>>

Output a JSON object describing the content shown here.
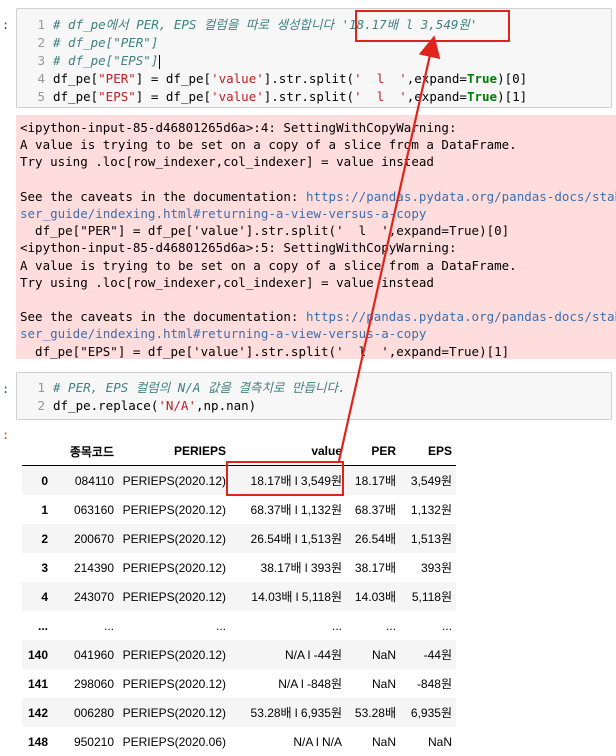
{
  "prompts": {
    "cell1": ":",
    "cell2": ":",
    "out2": ":"
  },
  "cell1": {
    "line_numbers": [
      "1",
      "2",
      "3",
      "4",
      "5"
    ],
    "comment1": "# df_pe에서 PER, EPS 컬럼을 따로 생성합니다 '18.17배 l 3,549원'",
    "comment2": "# df_pe[\"PER\"]",
    "comment3": "# df_pe[\"EPS\"]",
    "l4_a": "df_pe[",
    "l4_str1": "\"PER\"",
    "l4_b": "] = df_pe[",
    "l4_str2": "'value'",
    "l4_c": "].str.split(",
    "l4_str3": "'  l  '",
    "l4_d": ",expand=",
    "l4_kw": "True",
    "l4_e": ")[0]",
    "l5_a": "df_pe[",
    "l5_str1": "\"EPS\"",
    "l5_b": "] = df_pe[",
    "l5_str2": "'value'",
    "l5_c": "].str.split(",
    "l5_str3": "'  l  '",
    "l5_d": ",expand=",
    "l5_kw": "True",
    "l5_e": ")[1]"
  },
  "stderr": {
    "w1_head": "<ipython-input-85-d46801265d6a>:4: SettingWithCopyWarning:",
    "w1_l2": "A value is trying to be set on a copy of a slice from a DataFrame.",
    "w1_l3": "Try using .loc[row_indexer,col_indexer] = value instead",
    "w1_see": "See the caveats in the documentation: ",
    "w1_link1": "https://pandas.pydata.org/pandas-docs/stable/u",
    "w1_link2": "ser_guide/indexing.html#returning-a-view-versus-a-copy",
    "w1_code": "  df_pe[\"PER\"] = df_pe['value'].str.split('  l  ',expand=True)[0]",
    "w2_head": "<ipython-input-85-d46801265d6a>:5: SettingWithCopyWarning:",
    "w2_l2": "A value is trying to be set on a copy of a slice from a DataFrame.",
    "w2_l3": "Try using .loc[row_indexer,col_indexer] = value instead",
    "w2_see": "See the caveats in the documentation: ",
    "w2_link1": "https://pandas.pydata.org/pandas-docs/stable/u",
    "w2_link2": "ser_guide/indexing.html#returning-a-view-versus-a-copy",
    "w2_code": "  df_pe[\"EPS\"] = df_pe['value'].str.split('  l  ',expand=True)[1]"
  },
  "cell2": {
    "line_numbers": [
      "1",
      "2"
    ],
    "comment1": "# PER, EPS 컬럼의 N/A 값을 결측치로 만듭니다.",
    "l2_a": "df_pe.replace(",
    "l2_str": "'N/A'",
    "l2_b": ",np.nan)"
  },
  "table": {
    "columns": [
      "",
      "종목코드",
      "PERIEPS",
      "value",
      "PER",
      "EPS"
    ],
    "rows": [
      [
        "0",
        "084110",
        "PERIEPS(2020.12)",
        "18.17배 l 3,549원",
        "18.17배",
        "3,549원"
      ],
      [
        "1",
        "063160",
        "PERIEPS(2020.12)",
        "68.37배 l 1,132원",
        "68.37배",
        "1,132원"
      ],
      [
        "2",
        "200670",
        "PERIEPS(2020.12)",
        "26.54배 l 1,513원",
        "26.54배",
        "1,513원"
      ],
      [
        "3",
        "214390",
        "PERIEPS(2020.12)",
        "38.17배 l 393원",
        "38.17배",
        "393원"
      ],
      [
        "4",
        "243070",
        "PERIEPS(2020.12)",
        "14.03배 l 5,118원",
        "14.03배",
        "5,118원"
      ],
      [
        "...",
        "...",
        "...",
        "...",
        "...",
        "..."
      ],
      [
        "140",
        "041960",
        "PERIEPS(2020.12)",
        "N/A l -44원",
        "NaN",
        "-44원"
      ],
      [
        "141",
        "298060",
        "PERIEPS(2020.12)",
        "N/A l -848원",
        "NaN",
        "-848원"
      ],
      [
        "142",
        "006280",
        "PERIEPS(2020.12)",
        "53.28배 l 6,935원",
        "53.28배",
        "6,935원"
      ],
      [
        "148",
        "950210",
        "PERIEPS(2020.06)",
        "N/A l N/A",
        "NaN",
        "NaN"
      ]
    ]
  },
  "annotation_color": "#e0241c"
}
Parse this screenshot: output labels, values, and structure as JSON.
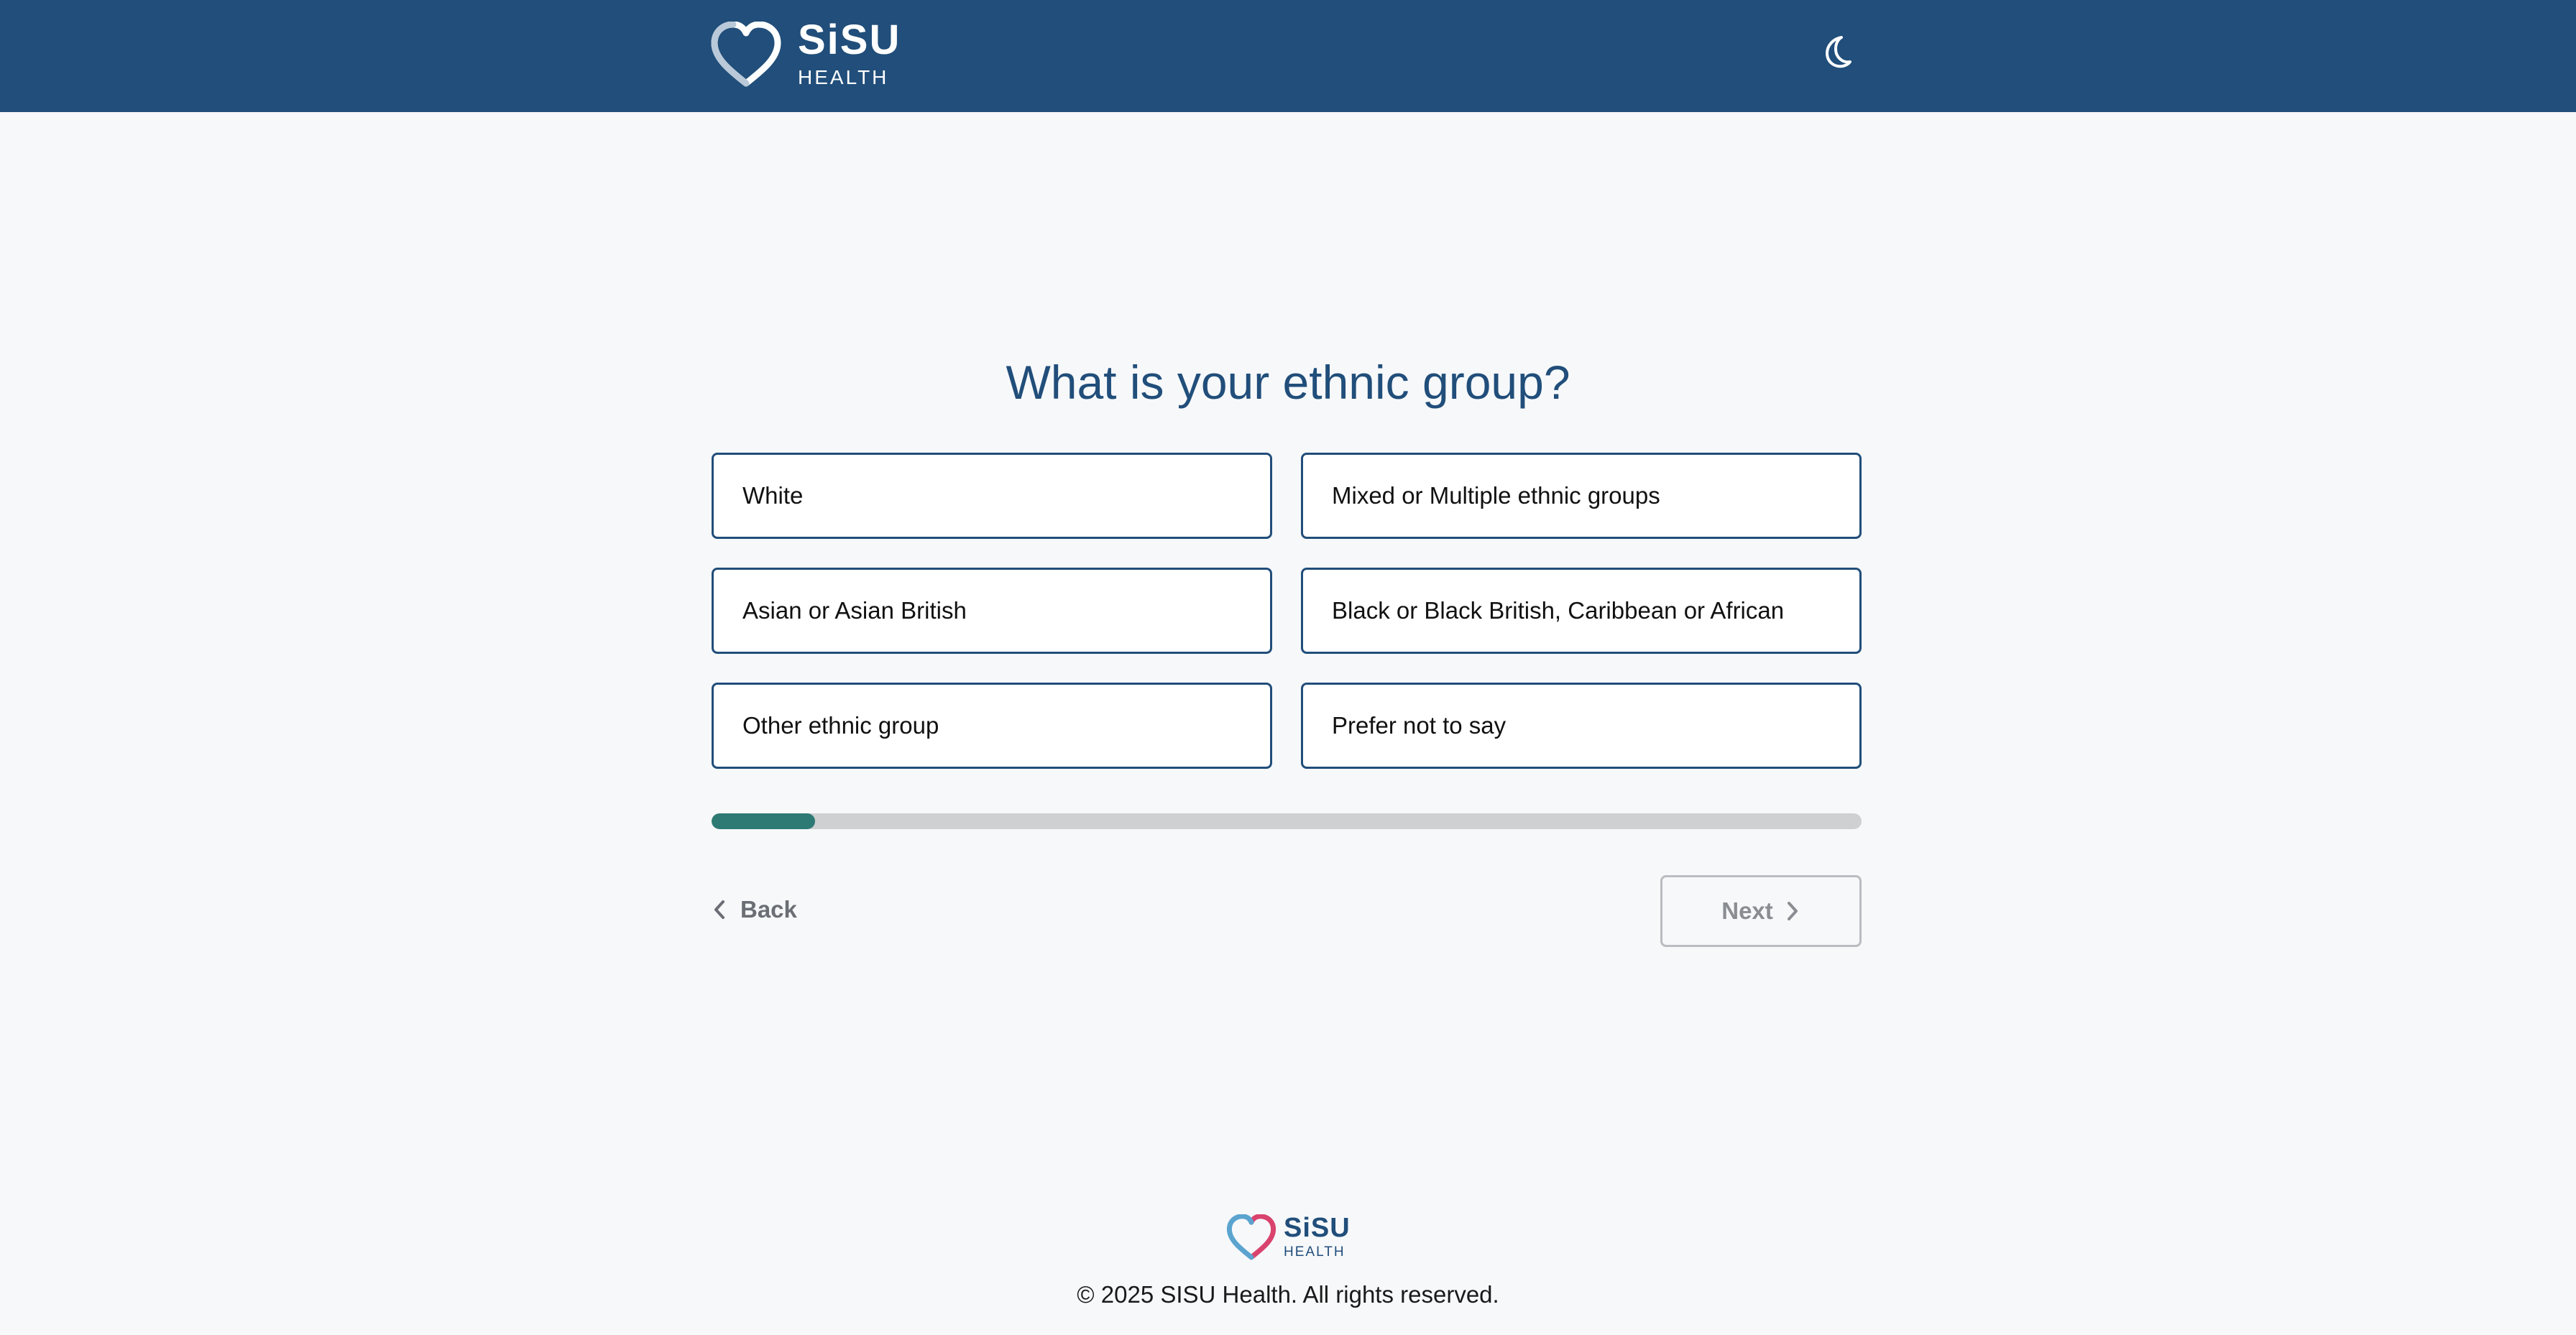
{
  "header": {
    "logo": {
      "brand": "SiSU",
      "sub": "HEALTH",
      "icon": "heart-icon"
    },
    "theme_toggle": {
      "icon": "moon-icon"
    },
    "background_color": "#214e7a"
  },
  "question": {
    "title": "What is your ethnic group?"
  },
  "options": [
    {
      "label": "White"
    },
    {
      "label": "Mixed or Multiple ethnic groups"
    },
    {
      "label": "Asian or Asian British"
    },
    {
      "label": "Black or Black British, Caribbean or African"
    },
    {
      "label": "Other ethnic group"
    },
    {
      "label": "Prefer not to say"
    }
  ],
  "progress": {
    "fraction": 0.09,
    "fill_color": "#2d7a74",
    "track_color": "#cfd0d2"
  },
  "navigation": {
    "back_label": "Back",
    "next_label": "Next",
    "back_icon": "chevron-left-icon",
    "next_icon": "chevron-right-icon"
  },
  "footer": {
    "logo": {
      "brand": "SiSU",
      "sub": "HEALTH"
    },
    "copyright": "© 2025 SISU Health. All rights reserved."
  }
}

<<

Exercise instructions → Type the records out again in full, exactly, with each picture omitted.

Response →
Output a JSON object describing the content shown here.
{
  "prompts": {
    "cell1": ":",
    "cell2": ":",
    "out2": ":"
  },
  "cell1": {
    "line_numbers": [
      "1",
      "2",
      "3",
      "4",
      "5"
    ],
    "comment1": "# df_pe에서 PER, EPS 컬럼을 따로 생성합니다 '18.17배 l 3,549원'",
    "comment2": "# df_pe[\"PER\"]",
    "comment3": "# df_pe[\"EPS\"]",
    "l4_a": "df_pe[",
    "l4_str1": "\"PER\"",
    "l4_b": "] = df_pe[",
    "l4_str2": "'value'",
    "l4_c": "].str.split(",
    "l4_str3": "'  l  '",
    "l4_d": ",expand=",
    "l4_kw": "True",
    "l4_e": ")[0]",
    "l5_a": "df_pe[",
    "l5_str1": "\"EPS\"",
    "l5_b": "] = df_pe[",
    "l5_str2": "'value'",
    "l5_c": "].str.split(",
    "l5_str3": "'  l  '",
    "l5_d": ",expand=",
    "l5_kw": "True",
    "l5_e": ")[1]"
  },
  "stderr": {
    "w1_head": "<ipython-input-85-d46801265d6a>:4: SettingWithCopyWarning:",
    "w1_l2": "A value is trying to be set on a copy of a slice from a DataFrame.",
    "w1_l3": "Try using .loc[row_indexer,col_indexer] = value instead",
    "w1_see": "See the caveats in the documentation: ",
    "w1_link1": "https://pandas.pydata.org/pandas-docs/stable/u",
    "w1_link2": "ser_guide/indexing.html#returning-a-view-versus-a-copy",
    "w1_code": "  df_pe[\"PER\"] = df_pe['value'].str.split('  l  ',expand=True)[0]",
    "w2_head": "<ipython-input-85-d46801265d6a>:5: SettingWithCopyWarning:",
    "w2_l2": "A value is trying to be set on a copy of a slice from a DataFrame.",
    "w2_l3": "Try using .loc[row_indexer,col_indexer] = value instead",
    "w2_see": "See the caveats in the documentation: ",
    "w2_link1": "https://pandas.pydata.org/pandas-docs/stable/u",
    "w2_link2": "ser_guide/indexing.html#returning-a-view-versus-a-copy",
    "w2_code": "  df_pe[\"EPS\"] = df_pe['value'].str.split('  l  ',expand=True)[1]"
  },
  "cell2": {
    "line_numbers": [
      "1",
      "2"
    ],
    "comment1": "# PER, EPS 컬럼의 N/A 값을 결측치로 만듭니다.",
    "l2_a": "df_pe.replace(",
    "l2_str": "'N/A'",
    "l2_b": ",np.nan)"
  },
  "table": {
    "columns": [
      "",
      "종목코드",
      "PERIEPS",
      "value",
      "PER",
      "EPS"
    ],
    "rows": [
      [
        "0",
        "084110",
        "PERIEPS(2020.12)",
        "18.17배 l 3,549원",
        "18.17배",
        "3,549원"
      ],
      [
        "1",
        "063160",
        "PERIEPS(2020.12)",
        "68.37배 l 1,132원",
        "68.37배",
        "1,132원"
      ],
      [
        "2",
        "200670",
        "PERIEPS(2020.12)",
        "26.54배 l 1,513원",
        "26.54배",
        "1,513원"
      ],
      [
        "3",
        "214390",
        "PERIEPS(2020.12)",
        "38.17배 l 393원",
        "38.17배",
        "393원"
      ],
      [
        "4",
        "243070",
        "PERIEPS(2020.12)",
        "14.03배 l 5,118원",
        "14.03배",
        "5,118원"
      ],
      [
        "...",
        "...",
        "...",
        "...",
        "...",
        "..."
      ],
      [
        "140",
        "041960",
        "PERIEPS(2020.12)",
        "N/A l -44원",
        "NaN",
        "-44원"
      ],
      [
        "141",
        "298060",
        "PERIEPS(2020.12)",
        "N/A l -848원",
        "NaN",
        "-848원"
      ],
      [
        "142",
        "006280",
        "PERIEPS(2020.12)",
        "53.28배 l 6,935원",
        "53.28배",
        "6,935원"
      ],
      [
        "148",
        "950210",
        "PERIEPS(2020.06)",
        "N/A l N/A",
        "NaN",
        "NaN"
      ]
    ]
  },
  "annotation_color": "#e0241c"
}
Parse this screenshot: output labels, values, and structure as JSON.
{
  "header": {
    "logo": {
      "brand": "SiSU",
      "sub": "HEALTH",
      "icon": "heart-icon"
    },
    "theme_toggle": {
      "icon": "moon-icon"
    },
    "background_color": "#214e7a"
  },
  "question": {
    "title": "What is your ethnic group?"
  },
  "options": [
    {
      "label": "White"
    },
    {
      "label": "Mixed or Multiple ethnic groups"
    },
    {
      "label": "Asian or Asian British"
    },
    {
      "label": "Black or Black British, Caribbean or African"
    },
    {
      "label": "Other ethnic group"
    },
    {
      "label": "Prefer not to say"
    }
  ],
  "progress": {
    "fraction": 0.09,
    "fill_color": "#2d7a74",
    "track_color": "#cfd0d2"
  },
  "navigation": {
    "back_label": "Back",
    "next_label": "Next",
    "back_icon": "chevron-left-icon",
    "next_icon": "chevron-right-icon"
  },
  "footer": {
    "logo": {
      "brand": "SiSU",
      "sub": "HEALTH"
    },
    "copyright": "© 2025 SISU Health. All rights reserved."
  }
}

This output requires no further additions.